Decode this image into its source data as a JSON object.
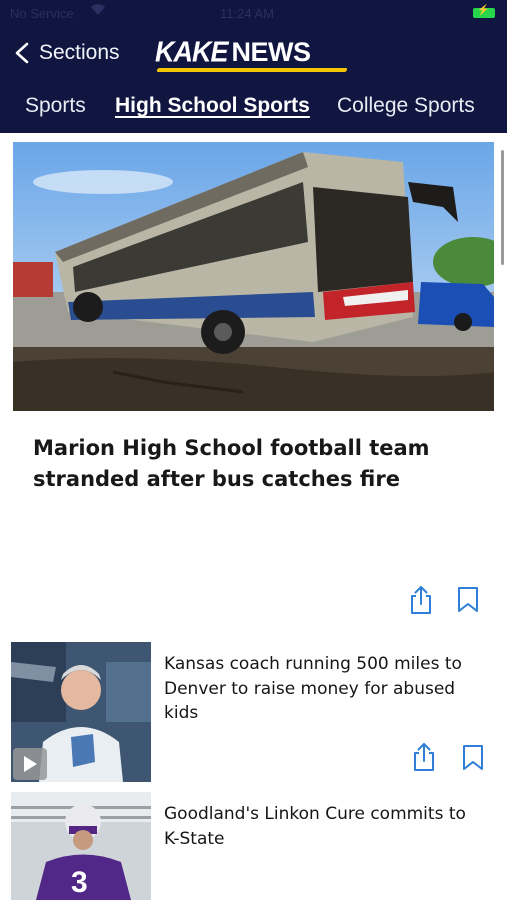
{
  "status_bar": {
    "carrier": "No Service",
    "time": "11:24 AM"
  },
  "nav": {
    "back_label": "Sections",
    "logo_primary": "KAKE",
    "logo_secondary": "NEWS"
  },
  "tabs": [
    {
      "label": "Sports",
      "active": false
    },
    {
      "label": "High School Sports",
      "active": true
    },
    {
      "label": "College Sports",
      "active": false
    }
  ],
  "hero": {
    "title": "Marion High School football team stranded after bus catches fire",
    "image": "burned-school-bus-photo"
  },
  "stories": [
    {
      "title": "Kansas coach running 500 miles to Denver to raise money for abused kids",
      "image": "coach-photo",
      "has_video": true
    },
    {
      "title": "Goodland's Linkon Cure commits to K-State",
      "image": "football-player-photo",
      "has_video": false
    }
  ],
  "icons": {
    "back": "chevron-left-icon",
    "share": "share-icon",
    "bookmark": "bookmark-icon",
    "play": "play-icon"
  },
  "colors": {
    "header_bg": "#101640",
    "accent_blue": "#2f7fd6",
    "logo_swoosh": "#f2c500",
    "battery": "#27d64a"
  }
}
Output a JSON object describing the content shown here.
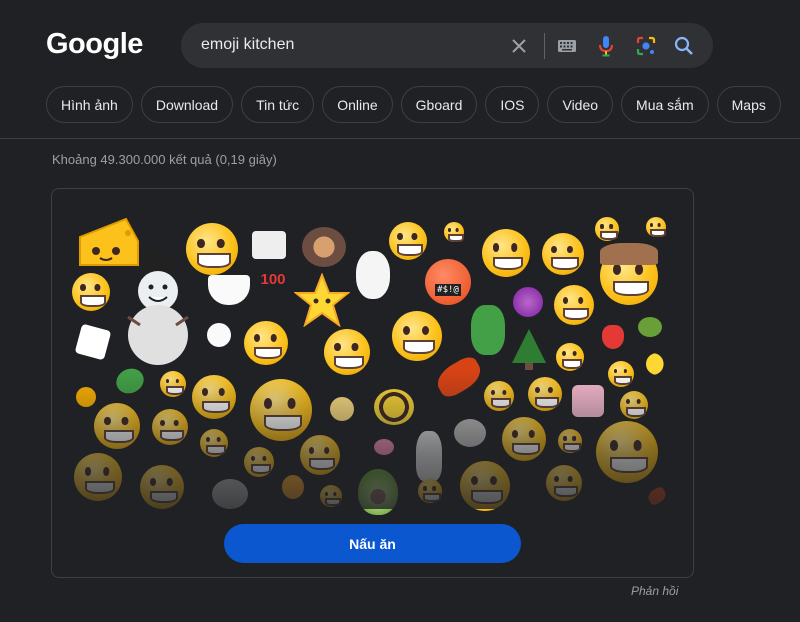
{
  "logo": "Google",
  "search": {
    "query": "emoji kitchen"
  },
  "icons": {
    "clear": "close-icon",
    "keyboard": "keyboard-icon",
    "voice": "mic-icon",
    "lens": "lens-icon",
    "search": "search-icon"
  },
  "chips": [
    "Hình ảnh",
    "Download",
    "Tin tức",
    "Online",
    "Gboard",
    "IOS",
    "Video",
    "Mua sắm",
    "Maps"
  ],
  "result_stats": "Khoảng 49.300.000 kết quả (0,19 giây)",
  "emoji_kitchen": {
    "button_label": "Nấu ăn"
  },
  "feedback": "Phản hồi",
  "colors": {
    "background": "#202124",
    "search_box": "#303134",
    "button": "#0b57d0",
    "chip_border": "#3c4043"
  }
}
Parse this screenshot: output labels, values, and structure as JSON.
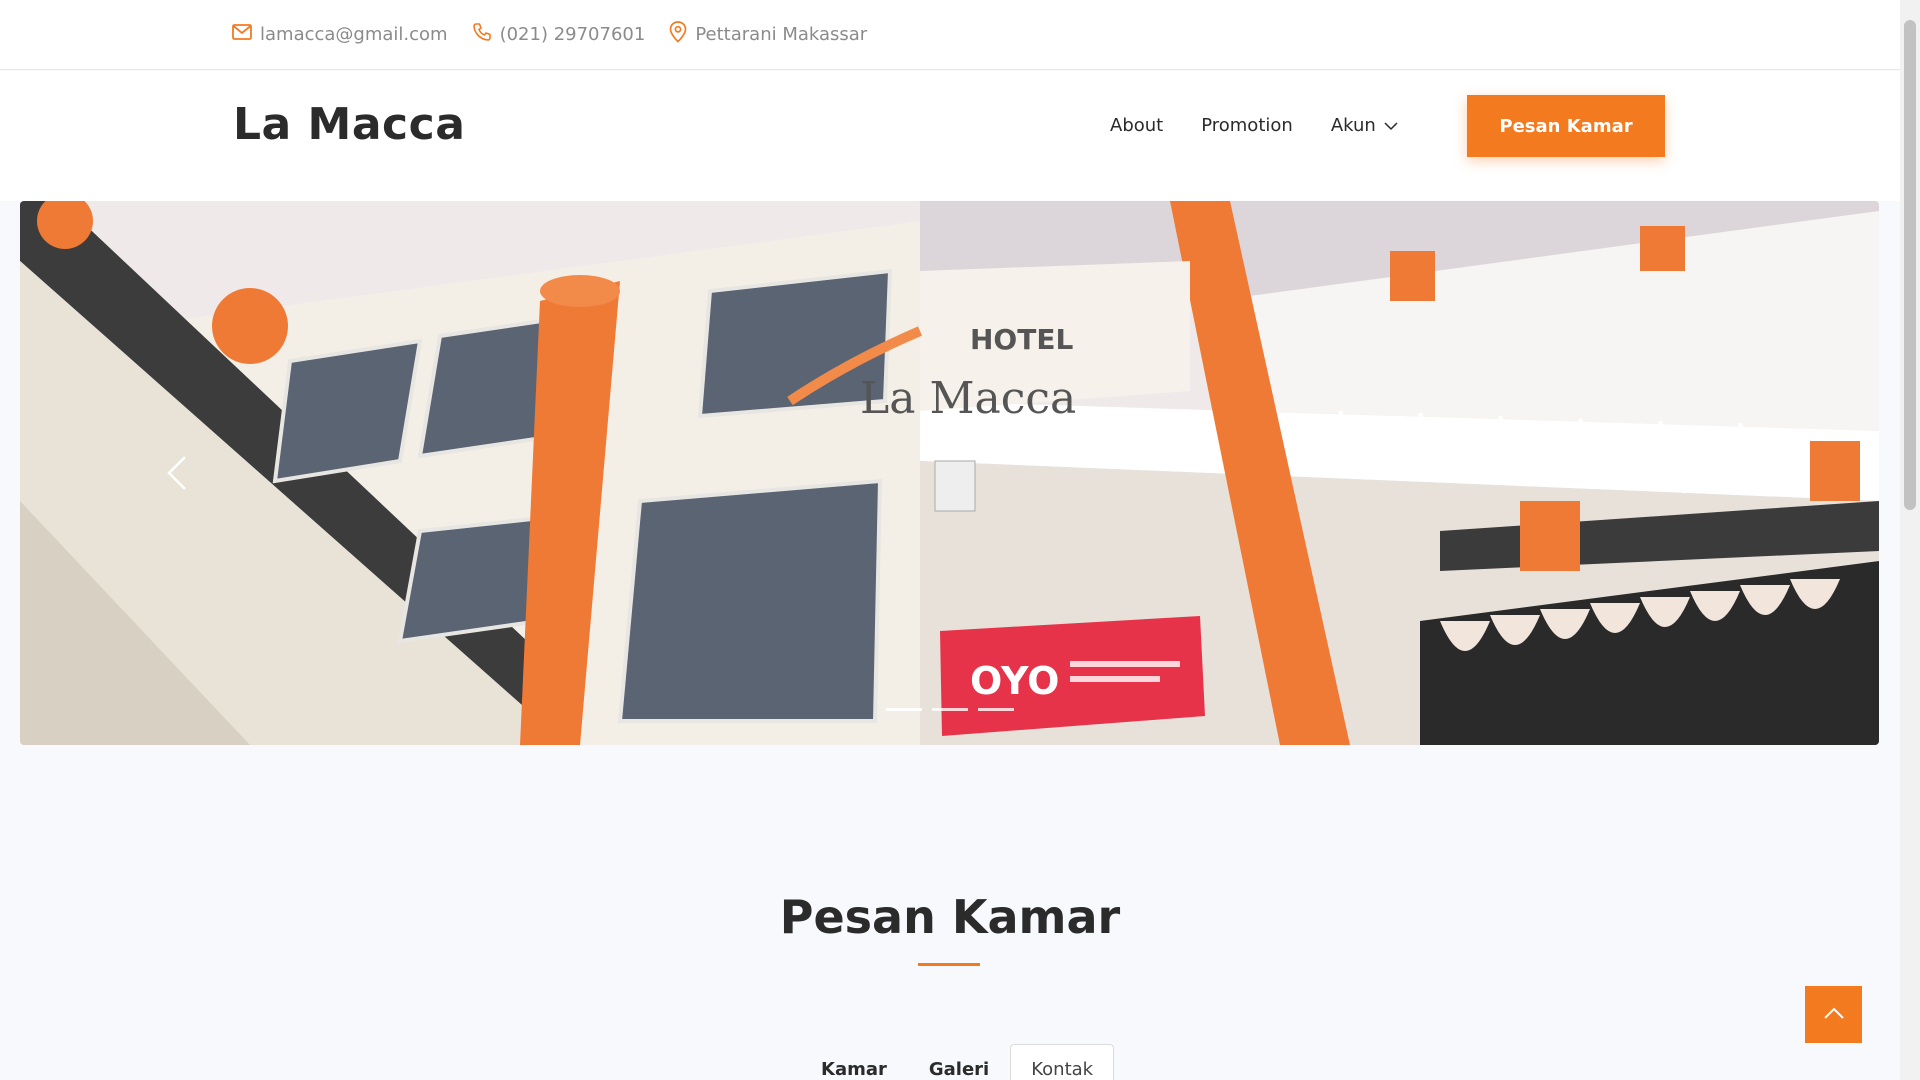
{
  "topbar": {
    "email": "lamacca@gmail.com",
    "phone": "(021) 29707601",
    "location": "Pettarani Makassar",
    "email_icon": "mail-icon",
    "phone_icon": "phone-icon",
    "location_icon": "map-pin-icon"
  },
  "header": {
    "logo": "La Macca",
    "nav": {
      "about": "About",
      "promotion": "Promotion",
      "akun": "Akun"
    },
    "cta": "Pesan Kamar"
  },
  "hero": {
    "sign_line1": "HOTEL",
    "sign_line2": "La Macca",
    "oyo": "OYO",
    "slide_count": 3,
    "active_slide": 1
  },
  "section": {
    "title": "Pesan Kamar",
    "tabs": [
      "Kamar",
      "Galeri",
      "Kontak"
    ],
    "active_tab": "Kontak"
  },
  "colors": {
    "accent": "#f47a1f",
    "text": "#2b2b2b",
    "muted": "#8b8b8b",
    "background": "#f8f9fd"
  }
}
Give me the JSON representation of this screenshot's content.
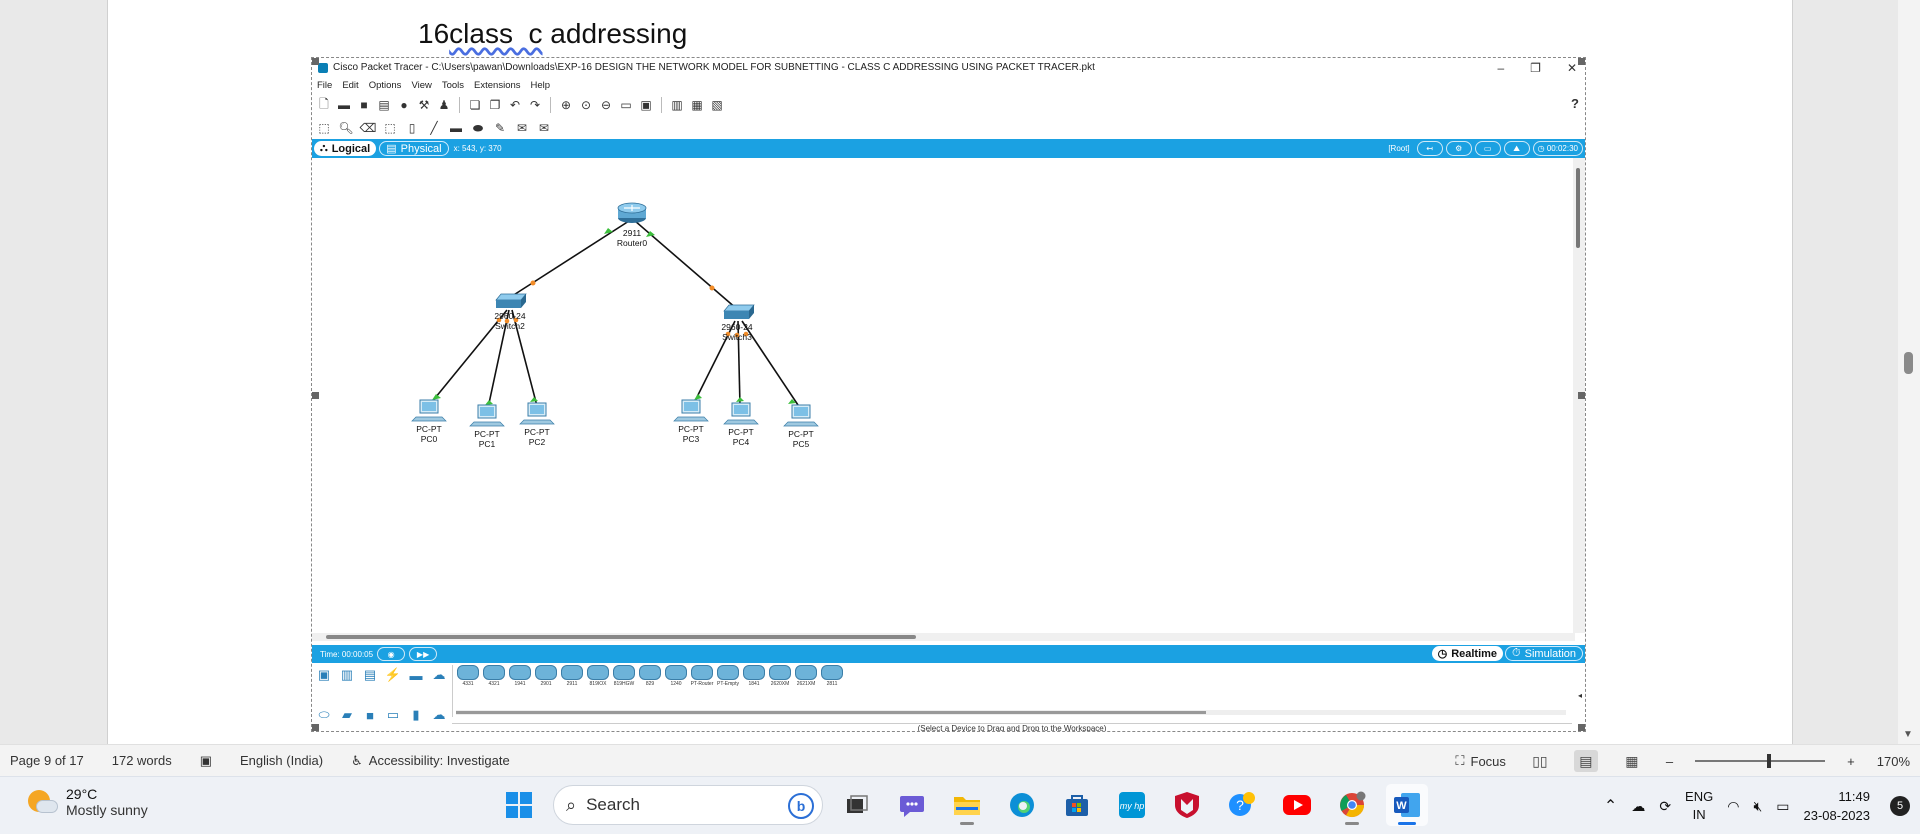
{
  "doc": {
    "heading_prefix": "16",
    "heading_underlined": "class  c",
    "heading_suffix": " addressing"
  },
  "pt": {
    "window_title": "Cisco Packet Tracer - C:\\Users\\pawan\\Downloads\\EXP-16 DESIGN THE NETWORK MODEL FOR SUBNETTING - CLASS C ADDRESSING USING PACKET TRACER.pkt",
    "menu": [
      "File",
      "Edit",
      "Options",
      "View",
      "Tools",
      "Extensions",
      "Help"
    ],
    "help_glyph": "?",
    "modes": {
      "logical": "Logical",
      "physical": "Physical"
    },
    "coords": "x: 543, y: 370",
    "root": "[Root]",
    "clock": "00:02:30",
    "time_label": "Time: 00:00:05",
    "sim_modes": {
      "realtime": "Realtime",
      "simulation": "Simulation"
    },
    "devices_hint": "(Select a Device to Drag and Drop to the Workspace)",
    "device_list": [
      "4331",
      "4321",
      "1941",
      "2901",
      "2911",
      "819IOX",
      "819HGW",
      "829",
      "1240",
      "PT-Router",
      "PT-Empty",
      "1841",
      "2620XM",
      "2621XM",
      "2811"
    ],
    "topology": {
      "router": {
        "model": "2911",
        "name": "Router0"
      },
      "switches": [
        {
          "model": "2960-24",
          "name": "Switch2"
        },
        {
          "model": "2960-24",
          "name": "Switch3"
        }
      ],
      "pcs": [
        {
          "model": "PC-PT",
          "name": "PC0"
        },
        {
          "model": "PC-PT",
          "name": "PC1"
        },
        {
          "model": "PC-PT",
          "name": "PC2"
        },
        {
          "model": "PC-PT",
          "name": "PC3"
        },
        {
          "model": "PC-PT",
          "name": "PC4"
        },
        {
          "model": "PC-PT",
          "name": "PC5"
        }
      ]
    }
  },
  "status": {
    "page": "Page 9 of 17",
    "words": "172 words",
    "language": "English (India)",
    "accessibility": "Accessibility: Investigate",
    "focus": "Focus",
    "zoom": "170%"
  },
  "taskbar": {
    "weather_temp": "29°C",
    "weather_desc": "Mostly sunny",
    "search_placeholder": "Search",
    "lang_line1": "ENG",
    "lang_line2": "IN",
    "time": "11:49",
    "date": "23-08-2023",
    "notifications": "5"
  },
  "colors": {
    "pt_blue": "#1ba1e2",
    "link_green": "#3cbf3c",
    "link_orange": "#f28c28"
  }
}
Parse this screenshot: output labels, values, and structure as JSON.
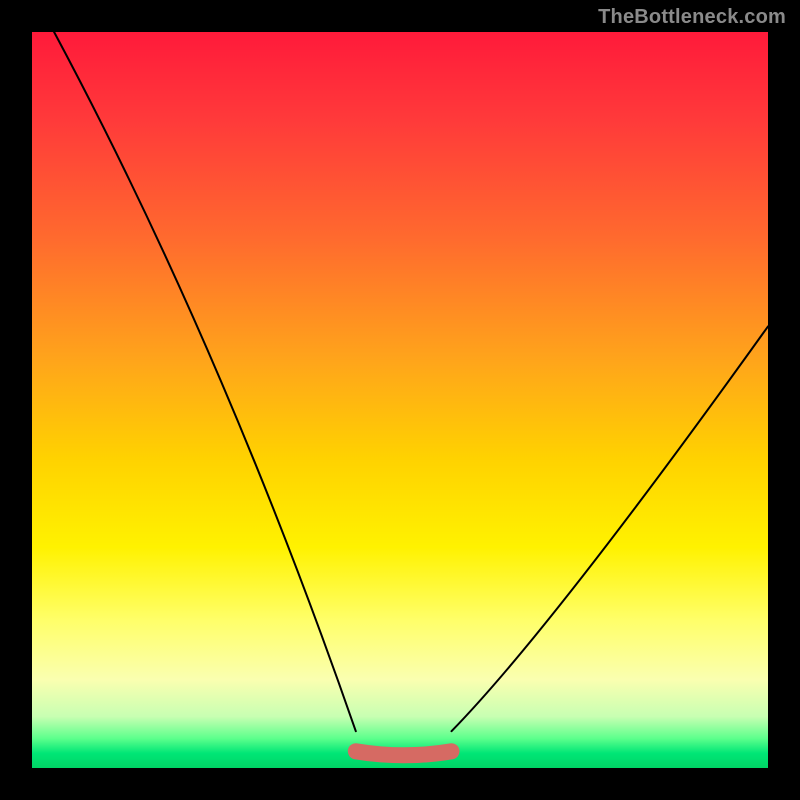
{
  "watermark": "TheBottleneck.com",
  "colors": {
    "frame_bg": "#000000",
    "gradient_top": "#ff1a3a",
    "gradient_bottom": "#00d465",
    "curve": "#000000",
    "plateau": "#d66a63",
    "watermark": "#8a8a8a"
  },
  "chart_data": {
    "type": "line",
    "title": "",
    "xlabel": "",
    "ylabel": "",
    "xlim": [
      0,
      100
    ],
    "ylim": [
      0,
      100
    ],
    "left_curve_start_x": 3,
    "left_curve_start_y": 100,
    "right_curve_end_x": 100,
    "right_curve_end_y": 60,
    "plateau_x_range": [
      44,
      57
    ],
    "plateau_y": 2,
    "series": [
      {
        "name": "left-descent",
        "x": [
          3,
          8,
          14,
          20,
          26,
          32,
          38,
          44
        ],
        "values": [
          100,
          88,
          75,
          62,
          49,
          36,
          22,
          5
        ]
      },
      {
        "name": "plateau",
        "x": [
          44,
          48,
          52,
          57
        ],
        "values": [
          2,
          1.5,
          1.5,
          2
        ]
      },
      {
        "name": "right-ascent",
        "x": [
          57,
          63,
          70,
          78,
          86,
          93,
          100
        ],
        "values": [
          5,
          13,
          23,
          34,
          44,
          53,
          60
        ]
      }
    ]
  }
}
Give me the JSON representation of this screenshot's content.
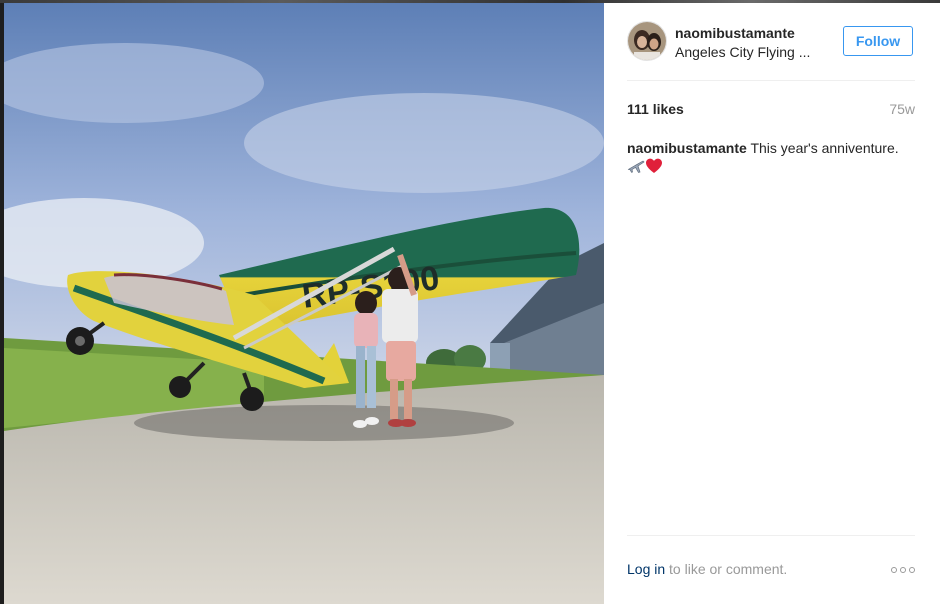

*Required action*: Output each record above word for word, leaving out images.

*Output for this task*:
Decode this image into its source data as a JSON object.
{
  "status_bar": {
    "carrier": "No Service",
    "time": "11:24 AM"
  },
  "nav": {
    "back_label": "Sections",
    "logo_primary": "KAKE",
    "logo_secondary": "NEWS"
  },
  "tabs": [
    {
      "label": "Sports",
      "active": false
    },
    {
      "label": "High School Sports",
      "active": true
    },
    {
      "label": "College Sports",
      "active": false
    }
  ],
  "hero": {
    "title": "Marion High School football team stranded after bus catches fire",
    "image": "burned-school-bus-photo"
  },
  "stories": [
    {
      "title": "Kansas coach running 500 miles to Denver to raise money for abused kids",
      "image": "coach-photo",
      "has_video": true
    },
    {
      "title": "Goodland's Linkon Cure commits to K-State",
      "image": "football-player-photo",
      "has_video": false
    }
  ],
  "icons": {
    "back": "chevron-left-icon",
    "share": "share-icon",
    "bookmark": "bookmark-icon",
    "play": "play-icon"
  },
  "colors": {
    "header_bg": "#101640",
    "accent_blue": "#2f7fd6",
    "logo_swoosh": "#f2c500",
    "battery": "#27d64a"
  }
}
Output a JSON object describing the content shown here.
{
  "logo": "Google",
  "search": {
    "query": "emoji kitchen"
  },
  "icons": {
    "clear": "close-icon",
    "keyboard": "keyboard-icon",
    "voice": "mic-icon",
    "lens": "lens-icon",
    "search": "search-icon"
  },
  "chips": [
    "Hình ảnh",
    "Download",
    "Tin tức",
    "Online",
    "Gboard",
    "IOS",
    "Video",
    "Mua sắm",
    "Maps"
  ],
  "result_stats": "Khoảng 49.300.000 kết quả (0,19 giây)",
  "emoji_kitchen": {
    "button_label": "Nấu ăn"
  },
  "feedback": "Phản hồi",
  "colors": {
    "background": "#202124",
    "search_box": "#303134",
    "button": "#0b57d0",
    "chip_border": "#3c4043"
  }
}
Parse this screenshot: output labels, values, and structure as JSON.
{
  "topbar": {
    "email": "lamacca@gmail.com",
    "phone": "(021) 29707601",
    "location": "Pettarani Makassar",
    "email_icon": "mail-icon",
    "phone_icon": "phone-icon",
    "location_icon": "map-pin-icon"
  },
  "header": {
    "logo": "La Macca",
    "nav": {
      "about": "About",
      "promotion": "Promotion",
      "akun": "Akun"
    },
    "cta": "Pesan Kamar"
  },
  "hero": {
    "sign_line1": "HOTEL",
    "sign_line2": "La Macca",
    "oyo": "OYO",
    "slide_count": 3,
    "active_slide": 1
  },
  "section": {
    "title": "Pesan Kamar",
    "tabs": [
      "Kamar",
      "Galeri",
      "Kontak"
    ],
    "active_tab": "Kontak"
  },
  "colors": {
    "accent": "#f47a1f",
    "text": "#2b2b2b",
    "muted": "#8b8b8b",
    "background": "#f8f9fd"
  }
}
Give me the JSON representation of this screenshot's content.
{
  "doc": {
    "heading_prefix": "16",
    "heading_underlined": "class  c",
    "heading_suffix": " addressing"
  },
  "pt": {
    "window_title": "Cisco Packet Tracer - C:\\Users\\pawan\\Downloads\\EXP-16 DESIGN THE NETWORK MODEL FOR SUBNETTING - CLASS C ADDRESSING USING PACKET TRACER.pkt",
    "menu": [
      "File",
      "Edit",
      "Options",
      "View",
      "Tools",
      "Extensions",
      "Help"
    ],
    "help_glyph": "?",
    "modes": {
      "logical": "Logical",
      "physical": "Physical"
    },
    "coords": "x: 543, y: 370",
    "root": "[Root]",
    "clock": "00:02:30",
    "time_label": "Time: 00:00:05",
    "sim_modes": {
      "realtime": "Realtime",
      "simulation": "Simulation"
    },
    "devices_hint": "(Select a Device to Drag and Drop to the Workspace)",
    "device_list": [
      "4331",
      "4321",
      "1941",
      "2901",
      "2911",
      "819IOX",
      "819HGW",
      "829",
      "1240",
      "PT-Router",
      "PT-Empty",
      "1841",
      "2620XM",
      "2621XM",
      "2811"
    ],
    "topology": {
      "router": {
        "model": "2911",
        "name": "Router0"
      },
      "switches": [
        {
          "model": "2960-24",
          "name": "Switch2"
        },
        {
          "model": "2960-24",
          "name": "Switch3"
        }
      ],
      "pcs": [
        {
          "model": "PC-PT",
          "name": "PC0"
        },
        {
          "model": "PC-PT",
          "name": "PC1"
        },
        {
          "model": "PC-PT",
          "name": "PC2"
        },
        {
          "model": "PC-PT",
          "name": "PC3"
        },
        {
          "model": "PC-PT",
          "name": "PC4"
        },
        {
          "model": "PC-PT",
          "name": "PC5"
        }
      ]
    }
  },
  "status": {
    "page": "Page 9 of 17",
    "words": "172 words",
    "language": "English (India)",
    "accessibility": "Accessibility: Investigate",
    "focus": "Focus",
    "zoom": "170%"
  },
  "taskbar": {
    "weather_temp": "29°C",
    "weather_desc": "Mostly sunny",
    "search_placeholder": "Search",
    "lang_line1": "ENG",
    "lang_line2": "IN",
    "time": "11:49",
    "date": "23-08-2023",
    "notifications": "5"
  },
  "colors": {
    "pt_blue": "#1ba1e2",
    "link_green": "#3cbf3c",
    "link_orange": "#f28c28"
  }
}
Parse this screenshot: output labels, values, and structure as JSON.
{
  "watermark": "TheBottleneck.com",
  "colors": {
    "frame_bg": "#000000",
    "gradient_top": "#ff1a3a",
    "gradient_bottom": "#00d465",
    "curve": "#000000",
    "plateau": "#d66a63",
    "watermark": "#8a8a8a"
  },
  "chart_data": {
    "type": "line",
    "title": "",
    "xlabel": "",
    "ylabel": "",
    "xlim": [
      0,
      100
    ],
    "ylim": [
      0,
      100
    ],
    "left_curve_start_x": 3,
    "left_curve_start_y": 100,
    "right_curve_end_x": 100,
    "right_curve_end_y": 60,
    "plateau_x_range": [
      44,
      57
    ],
    "plateau_y": 2,
    "series": [
      {
        "name": "left-descent",
        "x": [
          3,
          8,
          14,
          20,
          26,
          32,
          38,
          44
        ],
        "values": [
          100,
          88,
          75,
          62,
          49,
          36,
          22,
          5
        ]
      },
      {
        "name": "plateau",
        "x": [
          44,
          48,
          52,
          57
        ],
        "values": [
          2,
          1.5,
          1.5,
          2
        ]
      },
      {
        "name": "right-ascent",
        "x": [
          57,
          63,
          70,
          78,
          86,
          93,
          100
        ],
        "values": [
          5,
          13,
          23,
          34,
          44,
          53,
          60
        ]
      }
    ]
  }
}
Give me the JSON representation of this screenshot's content.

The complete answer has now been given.